THE teenage jet ski rider was in his element, throwing his machine over the wash of passing boats near one of the busiest stretches of Lake Macquarie.
But more than riding waves, the personal watercraft user was creating them, as his manoeuvres seemed to raise the ire of fishermen in nearby boats.
What's more, the 16-year-old was in the sights of NSW Maritime boating safety officer Chris Austen, who pulled over the young rider near the 'drop over' at the northern end of Swansea Channel.
"How close to these fishing boats are you when you're throwing it around and spraying and jumping over waves?," asked the officer.
Not too sure, was the answer.

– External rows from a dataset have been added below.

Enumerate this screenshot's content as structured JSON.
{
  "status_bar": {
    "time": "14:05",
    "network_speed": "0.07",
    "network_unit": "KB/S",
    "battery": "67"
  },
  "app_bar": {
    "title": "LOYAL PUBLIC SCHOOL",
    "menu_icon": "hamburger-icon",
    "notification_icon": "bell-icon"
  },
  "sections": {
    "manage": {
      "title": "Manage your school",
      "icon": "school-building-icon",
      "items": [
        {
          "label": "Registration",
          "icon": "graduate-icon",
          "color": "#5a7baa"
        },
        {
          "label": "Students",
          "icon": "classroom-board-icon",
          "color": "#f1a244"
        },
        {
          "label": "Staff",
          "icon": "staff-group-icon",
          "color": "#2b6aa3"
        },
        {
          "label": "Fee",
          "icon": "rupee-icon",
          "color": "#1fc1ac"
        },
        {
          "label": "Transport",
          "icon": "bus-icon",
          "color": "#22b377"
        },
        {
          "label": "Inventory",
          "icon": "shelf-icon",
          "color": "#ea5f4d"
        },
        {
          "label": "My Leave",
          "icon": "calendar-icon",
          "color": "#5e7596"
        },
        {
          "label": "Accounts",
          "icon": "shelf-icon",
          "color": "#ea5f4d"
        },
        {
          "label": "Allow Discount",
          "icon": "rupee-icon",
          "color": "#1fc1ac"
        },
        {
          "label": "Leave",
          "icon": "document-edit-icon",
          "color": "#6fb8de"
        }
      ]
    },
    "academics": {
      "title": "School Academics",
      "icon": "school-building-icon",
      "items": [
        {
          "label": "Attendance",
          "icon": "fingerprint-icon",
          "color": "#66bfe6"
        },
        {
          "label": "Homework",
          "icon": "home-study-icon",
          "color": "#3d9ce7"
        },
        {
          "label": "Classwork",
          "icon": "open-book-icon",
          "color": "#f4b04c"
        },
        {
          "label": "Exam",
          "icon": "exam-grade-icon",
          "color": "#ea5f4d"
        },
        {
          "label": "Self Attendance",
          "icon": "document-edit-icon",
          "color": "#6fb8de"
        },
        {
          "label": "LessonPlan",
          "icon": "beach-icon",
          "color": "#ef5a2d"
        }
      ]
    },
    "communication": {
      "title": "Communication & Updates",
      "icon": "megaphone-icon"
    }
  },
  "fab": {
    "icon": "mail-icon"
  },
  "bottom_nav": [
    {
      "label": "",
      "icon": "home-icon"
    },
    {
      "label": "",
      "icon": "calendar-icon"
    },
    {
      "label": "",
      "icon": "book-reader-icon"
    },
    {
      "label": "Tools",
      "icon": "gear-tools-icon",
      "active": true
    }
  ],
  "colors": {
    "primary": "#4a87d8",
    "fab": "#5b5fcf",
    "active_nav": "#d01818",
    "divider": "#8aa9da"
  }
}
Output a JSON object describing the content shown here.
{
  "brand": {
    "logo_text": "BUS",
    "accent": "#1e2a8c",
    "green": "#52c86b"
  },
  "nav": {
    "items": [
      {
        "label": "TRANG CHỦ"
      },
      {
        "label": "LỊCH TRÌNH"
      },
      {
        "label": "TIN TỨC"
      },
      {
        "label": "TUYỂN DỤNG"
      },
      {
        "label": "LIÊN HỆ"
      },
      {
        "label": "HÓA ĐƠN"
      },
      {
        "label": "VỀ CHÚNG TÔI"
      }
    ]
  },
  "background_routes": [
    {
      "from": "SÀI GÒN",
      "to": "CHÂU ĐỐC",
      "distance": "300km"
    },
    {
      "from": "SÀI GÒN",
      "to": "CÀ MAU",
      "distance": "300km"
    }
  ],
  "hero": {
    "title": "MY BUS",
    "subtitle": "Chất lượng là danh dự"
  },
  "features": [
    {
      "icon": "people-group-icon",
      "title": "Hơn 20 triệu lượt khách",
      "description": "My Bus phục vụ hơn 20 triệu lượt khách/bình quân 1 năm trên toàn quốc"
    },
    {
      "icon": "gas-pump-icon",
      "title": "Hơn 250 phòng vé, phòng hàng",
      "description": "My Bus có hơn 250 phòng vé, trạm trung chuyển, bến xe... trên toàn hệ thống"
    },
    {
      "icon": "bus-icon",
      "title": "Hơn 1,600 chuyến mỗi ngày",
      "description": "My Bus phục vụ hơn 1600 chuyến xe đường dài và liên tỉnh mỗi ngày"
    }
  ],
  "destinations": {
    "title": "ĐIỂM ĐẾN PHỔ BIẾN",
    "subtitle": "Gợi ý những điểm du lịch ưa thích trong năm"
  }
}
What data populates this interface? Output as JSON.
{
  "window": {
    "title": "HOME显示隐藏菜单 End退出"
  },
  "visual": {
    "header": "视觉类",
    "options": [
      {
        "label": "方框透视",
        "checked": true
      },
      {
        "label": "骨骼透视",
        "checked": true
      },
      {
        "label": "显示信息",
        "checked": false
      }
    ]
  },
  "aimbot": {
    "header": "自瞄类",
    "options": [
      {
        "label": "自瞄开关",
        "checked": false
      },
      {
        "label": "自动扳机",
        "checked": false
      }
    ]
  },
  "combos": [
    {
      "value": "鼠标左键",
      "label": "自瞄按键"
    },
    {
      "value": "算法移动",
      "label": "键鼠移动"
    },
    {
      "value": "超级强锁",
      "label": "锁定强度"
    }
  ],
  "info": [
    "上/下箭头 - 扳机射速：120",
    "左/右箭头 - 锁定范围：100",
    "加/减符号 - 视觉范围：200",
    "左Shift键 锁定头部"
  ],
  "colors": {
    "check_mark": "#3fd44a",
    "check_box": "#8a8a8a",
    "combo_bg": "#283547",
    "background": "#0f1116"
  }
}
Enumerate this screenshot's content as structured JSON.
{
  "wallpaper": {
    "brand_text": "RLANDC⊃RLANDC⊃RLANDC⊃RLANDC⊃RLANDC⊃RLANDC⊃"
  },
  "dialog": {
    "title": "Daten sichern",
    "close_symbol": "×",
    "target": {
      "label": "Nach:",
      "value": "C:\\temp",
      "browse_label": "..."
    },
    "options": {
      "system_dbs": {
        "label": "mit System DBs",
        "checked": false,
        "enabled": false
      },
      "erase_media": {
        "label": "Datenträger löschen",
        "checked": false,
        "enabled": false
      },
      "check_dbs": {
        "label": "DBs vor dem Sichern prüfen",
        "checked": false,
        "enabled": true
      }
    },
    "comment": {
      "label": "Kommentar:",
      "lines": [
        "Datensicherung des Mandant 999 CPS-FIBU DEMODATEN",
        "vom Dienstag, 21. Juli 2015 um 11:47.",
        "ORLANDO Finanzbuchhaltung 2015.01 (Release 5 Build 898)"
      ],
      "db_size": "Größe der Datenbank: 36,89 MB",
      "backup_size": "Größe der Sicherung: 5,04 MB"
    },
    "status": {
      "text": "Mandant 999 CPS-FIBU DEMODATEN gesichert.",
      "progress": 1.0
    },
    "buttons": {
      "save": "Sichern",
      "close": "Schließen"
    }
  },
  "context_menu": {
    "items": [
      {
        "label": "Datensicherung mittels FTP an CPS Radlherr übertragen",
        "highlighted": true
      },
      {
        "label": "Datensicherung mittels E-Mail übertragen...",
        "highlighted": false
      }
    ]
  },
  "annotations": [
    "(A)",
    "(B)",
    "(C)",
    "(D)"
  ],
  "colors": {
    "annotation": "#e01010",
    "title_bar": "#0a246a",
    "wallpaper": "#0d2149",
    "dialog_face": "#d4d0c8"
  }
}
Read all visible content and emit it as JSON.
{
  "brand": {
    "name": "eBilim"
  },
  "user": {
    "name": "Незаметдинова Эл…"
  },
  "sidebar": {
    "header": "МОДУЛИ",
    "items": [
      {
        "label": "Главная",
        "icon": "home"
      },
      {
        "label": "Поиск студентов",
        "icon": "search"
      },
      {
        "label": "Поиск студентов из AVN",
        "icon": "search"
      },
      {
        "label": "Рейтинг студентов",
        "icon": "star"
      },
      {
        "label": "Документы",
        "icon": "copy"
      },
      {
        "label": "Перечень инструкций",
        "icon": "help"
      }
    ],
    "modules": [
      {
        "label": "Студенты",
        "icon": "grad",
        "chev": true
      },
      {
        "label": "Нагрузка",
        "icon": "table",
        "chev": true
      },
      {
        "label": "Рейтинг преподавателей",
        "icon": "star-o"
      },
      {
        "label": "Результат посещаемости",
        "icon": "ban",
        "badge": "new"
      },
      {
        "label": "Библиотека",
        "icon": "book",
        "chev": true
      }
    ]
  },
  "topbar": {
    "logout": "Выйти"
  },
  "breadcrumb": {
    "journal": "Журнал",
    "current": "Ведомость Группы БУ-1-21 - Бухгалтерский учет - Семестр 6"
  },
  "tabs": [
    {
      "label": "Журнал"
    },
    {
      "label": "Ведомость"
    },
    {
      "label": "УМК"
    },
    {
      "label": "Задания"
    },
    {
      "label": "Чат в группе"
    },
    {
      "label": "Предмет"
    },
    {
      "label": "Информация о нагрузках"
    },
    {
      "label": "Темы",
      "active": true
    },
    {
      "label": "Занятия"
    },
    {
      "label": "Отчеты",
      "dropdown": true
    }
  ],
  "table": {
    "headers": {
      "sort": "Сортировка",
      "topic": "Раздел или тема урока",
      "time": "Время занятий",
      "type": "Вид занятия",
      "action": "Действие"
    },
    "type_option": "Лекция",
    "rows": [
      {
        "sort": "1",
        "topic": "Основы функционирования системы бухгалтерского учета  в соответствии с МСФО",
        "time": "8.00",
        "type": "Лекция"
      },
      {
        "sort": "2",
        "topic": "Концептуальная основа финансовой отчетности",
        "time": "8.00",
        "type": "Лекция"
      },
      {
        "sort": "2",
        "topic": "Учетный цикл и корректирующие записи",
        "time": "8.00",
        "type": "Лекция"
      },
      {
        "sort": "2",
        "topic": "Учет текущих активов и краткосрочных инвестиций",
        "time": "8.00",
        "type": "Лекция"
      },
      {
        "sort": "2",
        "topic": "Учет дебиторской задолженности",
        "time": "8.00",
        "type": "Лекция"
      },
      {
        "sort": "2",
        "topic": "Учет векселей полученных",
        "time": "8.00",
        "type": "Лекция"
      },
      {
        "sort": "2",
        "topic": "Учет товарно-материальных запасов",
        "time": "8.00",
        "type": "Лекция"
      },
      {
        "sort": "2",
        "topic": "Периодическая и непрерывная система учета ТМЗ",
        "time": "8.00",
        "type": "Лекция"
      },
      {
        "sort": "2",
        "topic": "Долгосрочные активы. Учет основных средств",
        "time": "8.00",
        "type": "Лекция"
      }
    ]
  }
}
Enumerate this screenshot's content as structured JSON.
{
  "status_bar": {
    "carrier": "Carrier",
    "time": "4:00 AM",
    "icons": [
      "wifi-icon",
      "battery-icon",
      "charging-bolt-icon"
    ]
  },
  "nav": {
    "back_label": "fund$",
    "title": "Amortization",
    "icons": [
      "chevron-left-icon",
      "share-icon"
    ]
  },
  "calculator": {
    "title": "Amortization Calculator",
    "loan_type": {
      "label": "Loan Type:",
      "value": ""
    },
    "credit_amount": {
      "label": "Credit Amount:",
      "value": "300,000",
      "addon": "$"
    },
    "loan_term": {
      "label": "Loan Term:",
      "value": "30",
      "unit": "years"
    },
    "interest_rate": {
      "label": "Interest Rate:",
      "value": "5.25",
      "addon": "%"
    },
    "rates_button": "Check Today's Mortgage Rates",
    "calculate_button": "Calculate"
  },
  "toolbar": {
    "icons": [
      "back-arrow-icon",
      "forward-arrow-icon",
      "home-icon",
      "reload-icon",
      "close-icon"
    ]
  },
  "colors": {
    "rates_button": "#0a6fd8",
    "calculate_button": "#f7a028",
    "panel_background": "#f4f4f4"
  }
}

When Chris Austen told him it was closer than the limit of 30 metres, the teenager disputed that. So Mr Austen pointed out one of the fisherman who had been waving his arms.
"The water's nearly hitting him, It's pretty close," Mr Austen said.
"If you're going to throw it around and have some fun, get out in the middle here, away from everybody."
The NSW Maritime officer let the rider off with an official caution.
"Don't go throwing it around near the anchored boats here and people fishing," he said. "Because next time you will get a ticket. It's $250 for doing that."
The young jet skier was one of 142 vessel drivers stopped by three NSW Maritime boats patrolling on Lake Macquarie over the weekend, as the agency launched its first major safety and compliance operation for 2021.
Operation Safe Skippers was highlighting the proper use of safety equipment, the dangers of speeding, and raising weather awareness.
The weather had brought out the boaters in big numbers on Sunday. After days of wind and showers, the calm conditions and sunny skies had hundreds taking to the water.
"Lake Macquarie is one of the busiest waterways, and we're finding that's increasing as well," said Sonia McKay, NSW Maritime's Principal Manager North, adding that people searching for a release from COVID-19 had boosted boating numbers.
Boat licence numbers had increased by 52 per cent for May to December 2020, compared with the same period the previous year. Boat registrations had also soared by 26 per cent.
The officers on patrol could observe those statistics being reflected on the water. At one point, after Swansea Bridge opened, more than 20 vessels cruised through, heading along the channel, past hundreds of bathers lining the Pelican shore.
"At times when you've got high-congestion areas like this, there's more potential for something to go wrong," said Sonia McKay. "So while we don't want to stop people having fun, it's really important that's balanced with doing it safely."
Boaters had come from far and wide. Chris Austen stopped two men in a speedboat for a licence and safety equipment check. They were from Cronulla.
"It gets too crowded on Port Hacking; this is bigger," said the driver.
Others were close to home. Shane Ryan, along with his chidren Ciara and Jack and family friend Mick Woods, was stopped in Wangi Bay. The Ryans were from nearby Balmoral.
"They're doing their job, and hopefully we're doing the right thing," said Mr Ryan of the NSW Maritime officers' presence. Mr Ryan passed the inspection.
The presence of the Maritime vessels was helping keep people safe and encouraging boaters to watch their behaviour, according to Sonia McKay.
"High visibility patrolling is really important on days like this," she said.
In the couple of hours the Newcastle Herald was on board the NSW Maritime vessel, Chris Austen stopped a handful of jet skiers to do checks or to warn them to slow down or keep a safe distance. But he said personal watercraft users were not targetted.
"Generally speaking, when we do campaigns like this one, we don't find that jet skiers are disproportionately represented in terms of people doing the wrong thing," he said. "The main thing for us on the lake is 'too fast, too close' when we're talking to jet skiers."
By day's end, Chris Austen had issued four penalty notices, or fines, and five official cautions to boaters.
Across the Hunter's waterways, as of 4pm on Sunday, eight penalty notices and 25 cautions had been issued after 395 safety checks.
"Overall, we're happy with what people are doing out there," said Sonia McKay, "when you see how many are using the lake."